By Melanie Zanona and Juliegrace Brufke
This article appeared on The Hill on April 18
A group of GOP lawmakers frustrated with the party’s messaging efforts want to use the leadership races to win more influence for younger members.
Roughly thirty lawmakers, a chunk of them under the age of 40, were slated to meet Wednesday to begin early discussions about how to get a bigger say in the GOP’s messaging strategy.
“There's certainly an appetite among the younger members to organize and to kind of figure out what direction we want to see our conference go after the Ryan era,” said Rep. Carlos Curbelo (Fla.), 38, one of the most vulnerable Republicans running for reelection this fall.
While some young Republican members had been casually discussing for months forming a coalition to better represent their interests in Congress, the idea has taken on a new sense of urgency following Speaker Paul Ryan’s (R-Wis.) sudden retirement announcement last week.
At least one of the budding group’s members — freshman Rep. Scott Taylor (R-Va.), 38 — is weighing a bid for Republican conference chairman, according to one GOP source. Rep. Mia Love (R-Utah) is also contemplating throwing her hat in the ring for conference chair, according to another GOP source with knowledge of the situation.
“We need some of the millennial members of Congress at the table when the policy decisions are being made that will affect our generation as much as any,” said freshman Rep. Matt Gaetz (R-Fla.), a 35-year-old firebrand conservative who has made a name for himself through his constant stream of cable news appearances.
“There are a lot of the younger members that I've had informal discussions with that would like to see a younger person pursue one of the leadership positions.”
The band of lawmakers has no official name yet, and lawmakers involved in the effort don’t necessarily envision themselves as being a voting bloc on legislation.
“It’s still loose, it’s still early,” said Taylor. “I don’t know what it will look like it.”
“We’ve been discussing this randomly throughout the last year,” he added. “We’re like hey, this messaging stinks.”

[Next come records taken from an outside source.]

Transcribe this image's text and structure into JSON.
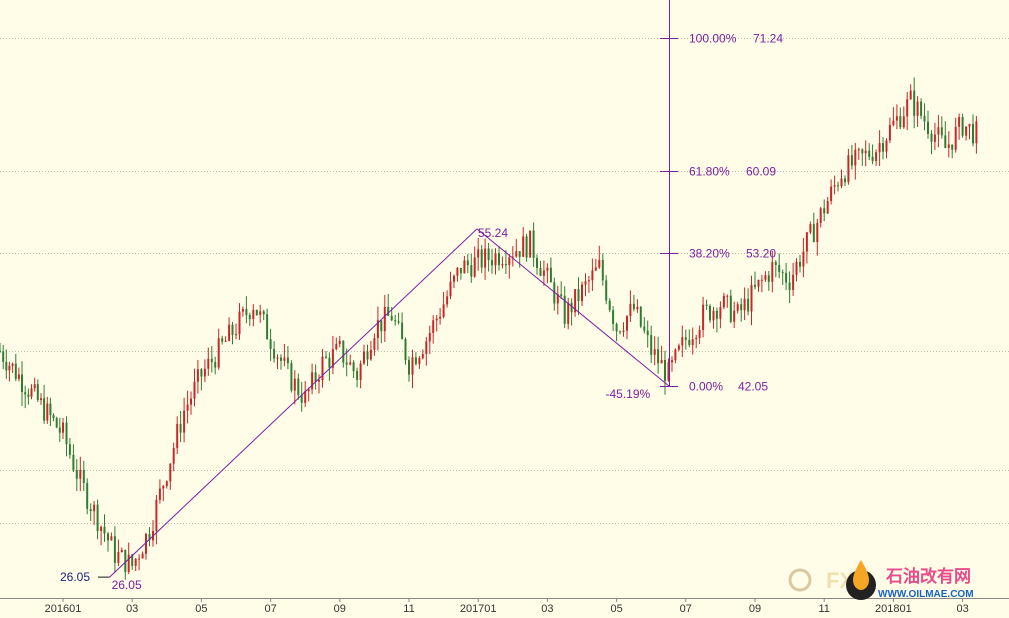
{
  "chart_data": {
    "type": "candlestick",
    "title": "",
    "x_tick_labels": [
      "201601",
      "03",
      "05",
      "07",
      "09",
      "11",
      "201701",
      "03",
      "05",
      "07",
      "09",
      "11",
      "201801",
      "03"
    ],
    "y_range": [
      23,
      76
    ],
    "grid": "horizontal dotted lines",
    "colors": {
      "up": "#c62828",
      "down": "#2e7d32",
      "annotation": "#7b1fa2",
      "grid": "#bdbdad",
      "background": "#fffde8"
    },
    "price_path": [
      [
        "201512",
        45
      ],
      [
        "201601",
        38
      ],
      [
        "201601",
        34
      ],
      [
        "201602",
        31
      ],
      [
        "201602",
        28
      ],
      [
        "201603",
        27
      ],
      [
        "201603",
        30
      ],
      [
        "201604",
        35
      ],
      [
        "201604",
        40
      ],
      [
        "201605",
        43
      ],
      [
        "201605",
        45
      ],
      [
        "201606",
        47
      ],
      [
        "201606",
        49
      ],
      [
        "201607",
        46
      ],
      [
        "201607",
        43
      ],
      [
        "201608",
        41
      ],
      [
        "201608",
        44
      ],
      [
        "201609",
        45
      ],
      [
        "201609",
        43
      ],
      [
        "201610",
        47
      ],
      [
        "201610",
        48
      ],
      [
        "201611",
        44
      ],
      [
        "201611",
        46
      ],
      [
        "201612",
        49
      ],
      [
        "201612",
        52
      ],
      [
        "201701",
        52.5
      ],
      [
        "201701",
        53
      ],
      [
        "201702",
        53.5
      ],
      [
        "201702",
        54
      ],
      [
        "201703",
        51
      ],
      [
        "201703",
        48
      ],
      [
        "201704",
        50
      ],
      [
        "201704",
        52
      ],
      [
        "201705",
        47
      ],
      [
        "201705",
        48.5
      ],
      [
        "201706",
        45
      ],
      [
        "201706",
        43
      ],
      [
        "201707",
        46
      ],
      [
        "201707",
        48
      ],
      [
        "201708",
        49
      ],
      [
        "201708",
        48
      ],
      [
        "201709",
        50
      ],
      [
        "201709",
        52
      ],
      [
        "201710",
        51
      ],
      [
        "201710",
        54
      ],
      [
        "201711",
        57
      ],
      [
        "201711",
        60
      ],
      [
        "201712",
        61
      ],
      [
        "201712",
        62
      ],
      [
        "201801",
        64
      ],
      [
        "201801",
        66
      ],
      [
        "201802",
        64
      ],
      [
        "201802",
        62
      ],
      [
        "201803",
        64
      ],
      [
        "201803",
        63
      ]
    ],
    "trend_points": [
      {
        "date": "201602",
        "value": 26.05,
        "label": "26.05"
      },
      {
        "date": "201701",
        "value": 55.24,
        "label": "55.24"
      },
      {
        "date": "201706",
        "value": 42.05,
        "label": "-45.19%"
      }
    ],
    "left_label": "26.05",
    "fibonacci": [
      {
        "pct": "100.00%",
        "price": "71.24",
        "value": 71.24
      },
      {
        "pct": "61.80%",
        "price": "60.09",
        "value": 60.09
      },
      {
        "pct": "38.20%",
        "price": "53.20",
        "value": 53.2
      },
      {
        "pct": "0.00%",
        "price": "42.05",
        "value": 42.05
      }
    ],
    "gridline_values": [
      71.24,
      60.09,
      53.2,
      45.0,
      35.0
    ],
    "watermark": {
      "text_left": "FX",
      "text_cn": "石油改有网",
      "text_url": "WWW.OILMAE.COM"
    }
  }
}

One lawmaker pointed to the GOP tax-cut bill debate.
Some of the millennial members stood up and pitched the idea of creating a calculator for social media to demonstrate how people would stand to benefit from the legislation, which was still being debated at the time
“We were asking for that for a while. Nothing was heeded. And now, you go to the IRS website, and what do they have? An IRS calculator,” the lawmaker said. “And we take a beating for three months over the ‘tax scam.’ If we had done this on the front end, it would have spread like wildfire.”
Unlike the Democratic party, the House GOP has term limits for chairmanships, which has helped younger Republicans rise through the ranks more quickly.
But there is frustration among rank-and-file members about how much power Republican leadership has in the decision-making process.
“We've been frustrated that the boomers will get together and make the decisions and then come to the millennials and say, 'What's your advice on how we can message this,' ” Gaetz said. “That's like salting the gumbo at the end instead of salting it when you're cooking it.”
The group is still figuring out whether there is a young candidate that they could rally behind for a leadership post.
Some young members have their eye on the Republican conference chair — a job that is currently occupied by Rep. Cathy McMorris Rodgers (R-Wash.) and which has a hand in messaging.
Taylor is interested in running for the job, according to one GOP source, though it’s unclear whether he would be willing to challenge McMorris Rodgers for the spot.
Rep. Jason Smith (R-Mo.), who is already a member of leadership as the Republican conference secretary, could also move up the ladder. But the 37-year-old is unlikely to challenge McMorris Rodgers, whom he has worked closely with on the leadership team.
Rep. Elise Stefanik (R-N.Y.) is another name that has been floated as a potential candidate for some type of leadership role, a GOP source told The Hill.
If the young coalition is willing to band together and play hardball in the Speaker’s race, they would have the numbers to block any candidate from securing the gavel if the GOP hangs on to their majority.
Taylor acknowledged it’s “possible” that they could trade their votes for the next Speaker in exchange for a spot in leadership — a tactic that the House Freedom Caucus has tried to use in past leadership battles.
“This is politics, those things happen all the time,” Taylor said.
Gaetz said he believes the group is more focused on pushing younger members to seek higher positions than an attempt to upheave current leadership.
“That's been my challenge, because there's such a culture around here that the way you get into the leadership is you raise money for people, you spend a ton of time on committees,” Gaetz told The Hill, stressing he has no interest in seeking a leadership position.
“And in some ways some of those cultural elements of leadership races are discriminatory against younger people, who haven't been here as long, but still have a meaningful contribution.”